--- Problem to solve ---
Pick every line with "JSON" from the material below.

- - - - - - -

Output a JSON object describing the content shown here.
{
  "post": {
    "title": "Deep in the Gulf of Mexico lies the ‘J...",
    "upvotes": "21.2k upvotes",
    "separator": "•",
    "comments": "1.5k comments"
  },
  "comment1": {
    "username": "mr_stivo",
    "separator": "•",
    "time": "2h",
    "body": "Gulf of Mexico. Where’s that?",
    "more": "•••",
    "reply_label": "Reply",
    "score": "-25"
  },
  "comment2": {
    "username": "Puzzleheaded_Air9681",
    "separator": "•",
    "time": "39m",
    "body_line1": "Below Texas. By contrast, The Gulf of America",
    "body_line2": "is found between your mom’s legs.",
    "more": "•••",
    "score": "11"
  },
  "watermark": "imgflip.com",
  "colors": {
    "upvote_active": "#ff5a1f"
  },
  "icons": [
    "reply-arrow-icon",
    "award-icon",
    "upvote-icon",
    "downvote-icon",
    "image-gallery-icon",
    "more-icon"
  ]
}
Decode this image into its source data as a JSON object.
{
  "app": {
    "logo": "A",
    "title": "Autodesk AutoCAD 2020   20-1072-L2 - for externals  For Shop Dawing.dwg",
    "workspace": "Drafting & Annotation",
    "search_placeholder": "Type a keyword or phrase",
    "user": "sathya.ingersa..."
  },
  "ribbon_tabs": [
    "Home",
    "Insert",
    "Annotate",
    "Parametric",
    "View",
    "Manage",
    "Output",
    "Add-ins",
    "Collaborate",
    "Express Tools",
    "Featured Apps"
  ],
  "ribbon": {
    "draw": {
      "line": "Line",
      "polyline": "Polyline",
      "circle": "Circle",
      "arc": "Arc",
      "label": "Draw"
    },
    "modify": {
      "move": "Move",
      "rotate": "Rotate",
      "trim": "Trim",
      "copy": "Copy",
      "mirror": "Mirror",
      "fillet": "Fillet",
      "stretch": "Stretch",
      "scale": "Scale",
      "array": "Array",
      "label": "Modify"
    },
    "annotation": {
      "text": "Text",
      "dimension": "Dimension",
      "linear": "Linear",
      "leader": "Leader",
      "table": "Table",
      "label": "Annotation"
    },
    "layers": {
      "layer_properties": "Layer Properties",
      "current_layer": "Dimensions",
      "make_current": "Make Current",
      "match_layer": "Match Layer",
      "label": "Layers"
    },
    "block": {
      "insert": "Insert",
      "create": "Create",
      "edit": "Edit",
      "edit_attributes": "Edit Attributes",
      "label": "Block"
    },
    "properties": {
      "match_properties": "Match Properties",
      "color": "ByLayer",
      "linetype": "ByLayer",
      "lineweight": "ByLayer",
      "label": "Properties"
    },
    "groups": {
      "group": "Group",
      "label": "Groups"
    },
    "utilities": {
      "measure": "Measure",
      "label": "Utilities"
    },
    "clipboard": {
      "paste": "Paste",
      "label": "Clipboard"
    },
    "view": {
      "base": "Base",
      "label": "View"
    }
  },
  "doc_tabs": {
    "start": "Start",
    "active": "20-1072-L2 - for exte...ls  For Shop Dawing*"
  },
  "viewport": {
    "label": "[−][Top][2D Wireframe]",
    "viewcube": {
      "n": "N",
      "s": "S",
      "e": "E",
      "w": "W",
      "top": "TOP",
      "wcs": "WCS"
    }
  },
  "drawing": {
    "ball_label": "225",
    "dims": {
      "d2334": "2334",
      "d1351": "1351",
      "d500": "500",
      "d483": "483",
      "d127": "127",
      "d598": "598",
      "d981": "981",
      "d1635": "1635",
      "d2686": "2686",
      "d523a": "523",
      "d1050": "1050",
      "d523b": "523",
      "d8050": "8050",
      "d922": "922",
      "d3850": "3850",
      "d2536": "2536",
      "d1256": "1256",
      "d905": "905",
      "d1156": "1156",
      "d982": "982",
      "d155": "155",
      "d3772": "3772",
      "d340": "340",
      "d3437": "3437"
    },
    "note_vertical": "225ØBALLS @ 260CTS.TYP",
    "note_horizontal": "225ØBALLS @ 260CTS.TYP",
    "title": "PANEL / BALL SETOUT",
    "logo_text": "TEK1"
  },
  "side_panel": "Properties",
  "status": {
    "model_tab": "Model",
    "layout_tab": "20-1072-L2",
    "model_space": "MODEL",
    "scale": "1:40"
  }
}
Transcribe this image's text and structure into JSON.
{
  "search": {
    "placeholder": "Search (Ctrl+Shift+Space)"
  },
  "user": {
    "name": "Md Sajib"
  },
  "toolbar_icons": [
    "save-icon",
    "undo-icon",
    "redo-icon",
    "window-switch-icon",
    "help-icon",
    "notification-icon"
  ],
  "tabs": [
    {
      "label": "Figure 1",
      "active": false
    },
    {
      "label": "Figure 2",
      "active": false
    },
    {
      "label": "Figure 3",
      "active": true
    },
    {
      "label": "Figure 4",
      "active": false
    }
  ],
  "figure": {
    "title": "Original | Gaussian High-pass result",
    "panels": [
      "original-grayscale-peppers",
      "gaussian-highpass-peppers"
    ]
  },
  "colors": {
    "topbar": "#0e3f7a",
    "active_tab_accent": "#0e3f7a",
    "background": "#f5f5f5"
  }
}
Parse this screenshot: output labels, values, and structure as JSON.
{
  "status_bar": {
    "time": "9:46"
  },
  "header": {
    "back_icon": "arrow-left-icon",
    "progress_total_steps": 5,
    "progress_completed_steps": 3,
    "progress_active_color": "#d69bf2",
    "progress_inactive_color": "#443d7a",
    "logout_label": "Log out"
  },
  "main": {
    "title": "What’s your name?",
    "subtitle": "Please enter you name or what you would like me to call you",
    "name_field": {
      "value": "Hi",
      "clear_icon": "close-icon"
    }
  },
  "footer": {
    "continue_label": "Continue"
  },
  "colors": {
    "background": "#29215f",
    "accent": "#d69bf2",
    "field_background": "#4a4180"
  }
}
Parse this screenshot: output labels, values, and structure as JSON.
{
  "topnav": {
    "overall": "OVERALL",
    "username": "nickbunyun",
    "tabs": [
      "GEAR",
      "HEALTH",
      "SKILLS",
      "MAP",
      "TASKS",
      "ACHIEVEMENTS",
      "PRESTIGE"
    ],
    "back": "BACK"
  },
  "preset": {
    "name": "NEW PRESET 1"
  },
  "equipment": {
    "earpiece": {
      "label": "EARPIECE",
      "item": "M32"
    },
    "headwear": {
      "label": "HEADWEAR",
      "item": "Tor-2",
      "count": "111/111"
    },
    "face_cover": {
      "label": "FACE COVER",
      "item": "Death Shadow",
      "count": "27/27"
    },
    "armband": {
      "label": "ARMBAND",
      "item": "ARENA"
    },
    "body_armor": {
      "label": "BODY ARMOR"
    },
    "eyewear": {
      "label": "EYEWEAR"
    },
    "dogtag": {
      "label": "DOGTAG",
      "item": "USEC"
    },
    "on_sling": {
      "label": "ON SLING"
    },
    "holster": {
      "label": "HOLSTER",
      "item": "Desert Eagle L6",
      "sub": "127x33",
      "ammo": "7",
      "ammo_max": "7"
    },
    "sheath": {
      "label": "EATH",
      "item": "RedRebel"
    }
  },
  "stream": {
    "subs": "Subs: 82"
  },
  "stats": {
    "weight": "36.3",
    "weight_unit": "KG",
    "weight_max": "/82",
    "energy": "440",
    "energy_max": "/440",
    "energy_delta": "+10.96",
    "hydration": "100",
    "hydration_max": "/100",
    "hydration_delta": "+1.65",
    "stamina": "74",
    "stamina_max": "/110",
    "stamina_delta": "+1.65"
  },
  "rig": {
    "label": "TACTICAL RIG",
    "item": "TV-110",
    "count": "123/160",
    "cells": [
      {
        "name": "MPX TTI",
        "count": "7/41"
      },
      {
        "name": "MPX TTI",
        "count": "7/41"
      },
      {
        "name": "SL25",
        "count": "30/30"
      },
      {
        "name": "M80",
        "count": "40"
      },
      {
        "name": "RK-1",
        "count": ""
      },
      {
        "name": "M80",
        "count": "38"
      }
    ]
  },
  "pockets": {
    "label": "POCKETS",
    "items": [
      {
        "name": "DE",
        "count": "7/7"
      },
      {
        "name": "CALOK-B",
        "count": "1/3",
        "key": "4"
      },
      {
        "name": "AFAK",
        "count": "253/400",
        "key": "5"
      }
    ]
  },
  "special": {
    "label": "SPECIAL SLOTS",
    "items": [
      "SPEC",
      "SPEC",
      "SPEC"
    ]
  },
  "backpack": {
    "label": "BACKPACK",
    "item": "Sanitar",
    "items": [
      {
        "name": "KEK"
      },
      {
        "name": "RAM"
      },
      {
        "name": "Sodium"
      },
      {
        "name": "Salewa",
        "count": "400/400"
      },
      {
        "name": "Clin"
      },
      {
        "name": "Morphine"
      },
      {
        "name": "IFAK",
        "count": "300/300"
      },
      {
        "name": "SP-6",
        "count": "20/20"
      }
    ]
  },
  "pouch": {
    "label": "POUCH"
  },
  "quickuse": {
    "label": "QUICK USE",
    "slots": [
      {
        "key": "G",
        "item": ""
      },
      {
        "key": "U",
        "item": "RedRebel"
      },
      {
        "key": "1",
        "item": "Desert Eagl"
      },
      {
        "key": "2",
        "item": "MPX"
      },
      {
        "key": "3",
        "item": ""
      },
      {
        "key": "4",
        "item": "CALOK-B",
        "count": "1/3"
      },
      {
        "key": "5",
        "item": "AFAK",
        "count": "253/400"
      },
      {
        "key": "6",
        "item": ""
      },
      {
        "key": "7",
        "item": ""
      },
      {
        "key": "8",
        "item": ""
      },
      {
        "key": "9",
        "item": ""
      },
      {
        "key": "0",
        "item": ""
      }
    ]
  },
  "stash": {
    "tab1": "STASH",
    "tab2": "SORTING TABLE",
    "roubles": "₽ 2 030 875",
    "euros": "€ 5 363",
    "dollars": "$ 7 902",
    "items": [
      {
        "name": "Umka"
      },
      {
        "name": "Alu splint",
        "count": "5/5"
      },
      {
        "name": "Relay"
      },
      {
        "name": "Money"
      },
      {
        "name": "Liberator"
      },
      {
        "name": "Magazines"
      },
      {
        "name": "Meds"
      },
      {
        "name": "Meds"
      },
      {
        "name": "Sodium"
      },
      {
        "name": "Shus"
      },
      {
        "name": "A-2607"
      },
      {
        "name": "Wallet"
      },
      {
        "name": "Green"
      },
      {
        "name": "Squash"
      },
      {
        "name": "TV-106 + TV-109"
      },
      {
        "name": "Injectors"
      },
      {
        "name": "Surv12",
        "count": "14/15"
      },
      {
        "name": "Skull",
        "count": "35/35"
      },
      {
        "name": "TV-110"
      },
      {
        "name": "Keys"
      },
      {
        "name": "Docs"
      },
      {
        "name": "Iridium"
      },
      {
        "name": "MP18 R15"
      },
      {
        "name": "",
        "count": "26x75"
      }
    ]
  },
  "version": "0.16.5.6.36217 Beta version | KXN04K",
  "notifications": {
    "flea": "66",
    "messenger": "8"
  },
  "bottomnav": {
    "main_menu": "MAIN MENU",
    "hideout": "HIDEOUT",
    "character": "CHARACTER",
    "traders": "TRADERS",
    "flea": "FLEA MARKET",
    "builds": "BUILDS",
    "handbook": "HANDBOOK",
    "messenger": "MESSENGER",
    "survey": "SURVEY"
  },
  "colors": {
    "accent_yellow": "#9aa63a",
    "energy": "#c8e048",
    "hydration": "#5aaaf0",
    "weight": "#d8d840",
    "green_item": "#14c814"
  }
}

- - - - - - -

--- Answer section ---
Output a JSON object describing the content shown here.
Decode this image into its source data as a JSON object.
Transcribe this image's text and structure into JSON.
Parse this screenshot: output labels, values, and structure as JSON.
Parse this screenshot: output labels, values, and structure as JSON.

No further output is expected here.